EXERCISE AIM: Hunt through the lines below for the string "overview" and copy each one that has it.

DATA EXCERPTS:
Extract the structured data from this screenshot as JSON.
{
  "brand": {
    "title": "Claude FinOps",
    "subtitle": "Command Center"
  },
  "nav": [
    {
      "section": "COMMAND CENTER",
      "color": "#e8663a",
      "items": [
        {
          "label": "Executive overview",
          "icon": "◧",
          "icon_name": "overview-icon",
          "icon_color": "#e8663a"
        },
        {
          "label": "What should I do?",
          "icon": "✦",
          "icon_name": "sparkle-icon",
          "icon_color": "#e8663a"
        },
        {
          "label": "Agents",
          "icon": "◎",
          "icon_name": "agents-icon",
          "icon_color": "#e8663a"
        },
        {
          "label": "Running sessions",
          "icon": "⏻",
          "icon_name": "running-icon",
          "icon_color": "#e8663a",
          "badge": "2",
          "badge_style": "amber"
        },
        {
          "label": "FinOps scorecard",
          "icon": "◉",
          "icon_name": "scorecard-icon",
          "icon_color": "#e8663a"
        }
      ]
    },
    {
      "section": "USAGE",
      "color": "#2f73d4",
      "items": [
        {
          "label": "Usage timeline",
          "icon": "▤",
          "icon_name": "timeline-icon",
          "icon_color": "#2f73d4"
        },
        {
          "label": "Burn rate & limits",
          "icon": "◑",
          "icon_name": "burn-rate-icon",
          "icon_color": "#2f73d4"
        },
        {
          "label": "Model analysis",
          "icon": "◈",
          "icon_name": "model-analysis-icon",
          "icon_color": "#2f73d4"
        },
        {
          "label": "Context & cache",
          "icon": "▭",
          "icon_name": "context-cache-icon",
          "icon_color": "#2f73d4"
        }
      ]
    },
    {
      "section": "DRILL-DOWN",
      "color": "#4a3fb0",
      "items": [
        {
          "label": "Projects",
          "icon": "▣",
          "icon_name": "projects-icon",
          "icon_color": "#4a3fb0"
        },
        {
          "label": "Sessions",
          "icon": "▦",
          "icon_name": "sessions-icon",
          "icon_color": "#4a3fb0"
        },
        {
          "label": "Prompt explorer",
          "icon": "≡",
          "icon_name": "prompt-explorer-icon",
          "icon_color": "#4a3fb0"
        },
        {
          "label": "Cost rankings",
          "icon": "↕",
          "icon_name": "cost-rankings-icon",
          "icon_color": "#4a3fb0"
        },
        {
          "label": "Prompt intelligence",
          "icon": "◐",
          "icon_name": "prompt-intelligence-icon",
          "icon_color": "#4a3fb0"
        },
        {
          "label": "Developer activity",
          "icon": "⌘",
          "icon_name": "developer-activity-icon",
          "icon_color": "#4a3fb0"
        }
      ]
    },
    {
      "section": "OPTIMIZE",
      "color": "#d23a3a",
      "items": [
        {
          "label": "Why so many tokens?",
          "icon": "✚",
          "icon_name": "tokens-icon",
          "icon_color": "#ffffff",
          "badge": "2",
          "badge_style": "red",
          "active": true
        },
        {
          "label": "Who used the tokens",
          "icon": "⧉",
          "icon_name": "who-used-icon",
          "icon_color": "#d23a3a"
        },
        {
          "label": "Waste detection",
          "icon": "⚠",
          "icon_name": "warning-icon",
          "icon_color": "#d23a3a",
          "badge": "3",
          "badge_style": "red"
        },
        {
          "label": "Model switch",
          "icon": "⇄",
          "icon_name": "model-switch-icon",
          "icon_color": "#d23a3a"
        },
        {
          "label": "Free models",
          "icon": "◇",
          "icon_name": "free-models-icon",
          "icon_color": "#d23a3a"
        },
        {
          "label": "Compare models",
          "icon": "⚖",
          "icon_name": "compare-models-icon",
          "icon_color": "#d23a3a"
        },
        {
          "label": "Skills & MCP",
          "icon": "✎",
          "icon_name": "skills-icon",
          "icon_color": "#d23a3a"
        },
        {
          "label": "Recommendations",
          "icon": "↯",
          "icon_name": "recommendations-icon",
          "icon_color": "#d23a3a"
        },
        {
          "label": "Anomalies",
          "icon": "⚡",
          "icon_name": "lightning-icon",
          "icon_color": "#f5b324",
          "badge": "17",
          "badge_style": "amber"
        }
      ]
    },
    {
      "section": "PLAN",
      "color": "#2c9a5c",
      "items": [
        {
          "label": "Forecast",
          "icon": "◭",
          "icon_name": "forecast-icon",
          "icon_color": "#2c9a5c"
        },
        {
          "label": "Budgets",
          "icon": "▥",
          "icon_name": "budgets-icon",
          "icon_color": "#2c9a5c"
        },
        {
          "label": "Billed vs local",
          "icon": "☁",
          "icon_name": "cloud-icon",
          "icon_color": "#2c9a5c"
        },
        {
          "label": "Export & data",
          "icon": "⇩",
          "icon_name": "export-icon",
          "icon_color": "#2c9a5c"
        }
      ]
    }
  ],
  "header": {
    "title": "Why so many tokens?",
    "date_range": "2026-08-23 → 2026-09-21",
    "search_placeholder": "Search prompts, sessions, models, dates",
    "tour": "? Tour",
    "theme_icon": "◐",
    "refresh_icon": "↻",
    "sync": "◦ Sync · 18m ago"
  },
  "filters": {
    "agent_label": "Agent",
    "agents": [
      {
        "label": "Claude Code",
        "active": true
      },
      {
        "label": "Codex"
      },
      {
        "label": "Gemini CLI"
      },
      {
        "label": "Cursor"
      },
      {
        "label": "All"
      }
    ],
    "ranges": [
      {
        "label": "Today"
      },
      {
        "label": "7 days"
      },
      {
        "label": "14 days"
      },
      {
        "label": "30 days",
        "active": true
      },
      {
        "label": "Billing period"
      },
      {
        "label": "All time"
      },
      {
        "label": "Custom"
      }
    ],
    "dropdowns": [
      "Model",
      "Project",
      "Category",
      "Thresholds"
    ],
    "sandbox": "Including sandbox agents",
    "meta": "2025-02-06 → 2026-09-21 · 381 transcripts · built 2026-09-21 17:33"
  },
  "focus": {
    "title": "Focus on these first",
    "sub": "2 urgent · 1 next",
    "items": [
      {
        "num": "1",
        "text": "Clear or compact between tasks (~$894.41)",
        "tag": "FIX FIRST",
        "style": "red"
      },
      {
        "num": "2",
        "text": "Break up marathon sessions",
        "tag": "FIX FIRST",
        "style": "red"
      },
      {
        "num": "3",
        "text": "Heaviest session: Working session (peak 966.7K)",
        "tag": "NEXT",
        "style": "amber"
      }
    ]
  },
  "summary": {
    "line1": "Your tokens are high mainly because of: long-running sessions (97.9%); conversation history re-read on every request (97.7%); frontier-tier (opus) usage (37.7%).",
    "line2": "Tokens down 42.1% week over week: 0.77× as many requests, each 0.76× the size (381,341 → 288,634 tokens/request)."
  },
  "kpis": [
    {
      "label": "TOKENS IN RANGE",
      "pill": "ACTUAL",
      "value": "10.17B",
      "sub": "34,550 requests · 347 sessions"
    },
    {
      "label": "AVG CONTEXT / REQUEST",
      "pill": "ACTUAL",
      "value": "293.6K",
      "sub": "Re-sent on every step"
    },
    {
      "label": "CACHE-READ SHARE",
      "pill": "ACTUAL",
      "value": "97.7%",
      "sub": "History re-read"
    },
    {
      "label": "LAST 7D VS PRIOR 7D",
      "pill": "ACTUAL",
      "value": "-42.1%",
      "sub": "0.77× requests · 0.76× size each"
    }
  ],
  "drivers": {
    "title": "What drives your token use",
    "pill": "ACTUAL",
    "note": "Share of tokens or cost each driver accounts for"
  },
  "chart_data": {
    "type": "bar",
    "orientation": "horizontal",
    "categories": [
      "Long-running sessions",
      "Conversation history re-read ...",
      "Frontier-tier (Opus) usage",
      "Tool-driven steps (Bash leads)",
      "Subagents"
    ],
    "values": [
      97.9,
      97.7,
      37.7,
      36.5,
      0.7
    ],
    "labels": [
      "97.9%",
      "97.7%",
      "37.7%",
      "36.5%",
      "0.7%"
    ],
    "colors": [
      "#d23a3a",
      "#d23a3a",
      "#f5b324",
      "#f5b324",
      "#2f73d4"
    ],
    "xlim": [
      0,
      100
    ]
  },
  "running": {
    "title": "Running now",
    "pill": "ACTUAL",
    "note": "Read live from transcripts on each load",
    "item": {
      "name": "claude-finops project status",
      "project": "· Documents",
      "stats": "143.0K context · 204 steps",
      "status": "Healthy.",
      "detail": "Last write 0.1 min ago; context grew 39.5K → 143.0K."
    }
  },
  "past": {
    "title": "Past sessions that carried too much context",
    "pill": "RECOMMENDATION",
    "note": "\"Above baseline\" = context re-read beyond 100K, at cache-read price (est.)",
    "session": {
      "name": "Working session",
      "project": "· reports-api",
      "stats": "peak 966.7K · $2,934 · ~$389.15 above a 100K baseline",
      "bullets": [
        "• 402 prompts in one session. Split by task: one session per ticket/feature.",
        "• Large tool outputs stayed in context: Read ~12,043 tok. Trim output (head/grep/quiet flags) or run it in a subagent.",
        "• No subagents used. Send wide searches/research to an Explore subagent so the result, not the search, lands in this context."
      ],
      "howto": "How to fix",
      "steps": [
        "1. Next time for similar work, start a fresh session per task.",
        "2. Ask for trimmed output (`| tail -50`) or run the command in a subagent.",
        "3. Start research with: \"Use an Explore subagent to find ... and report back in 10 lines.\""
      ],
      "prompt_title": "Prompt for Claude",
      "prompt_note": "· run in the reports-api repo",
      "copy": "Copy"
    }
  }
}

TASK RESPONSE:
          "label": "Executive overview",
          "icon_name": "overview-icon",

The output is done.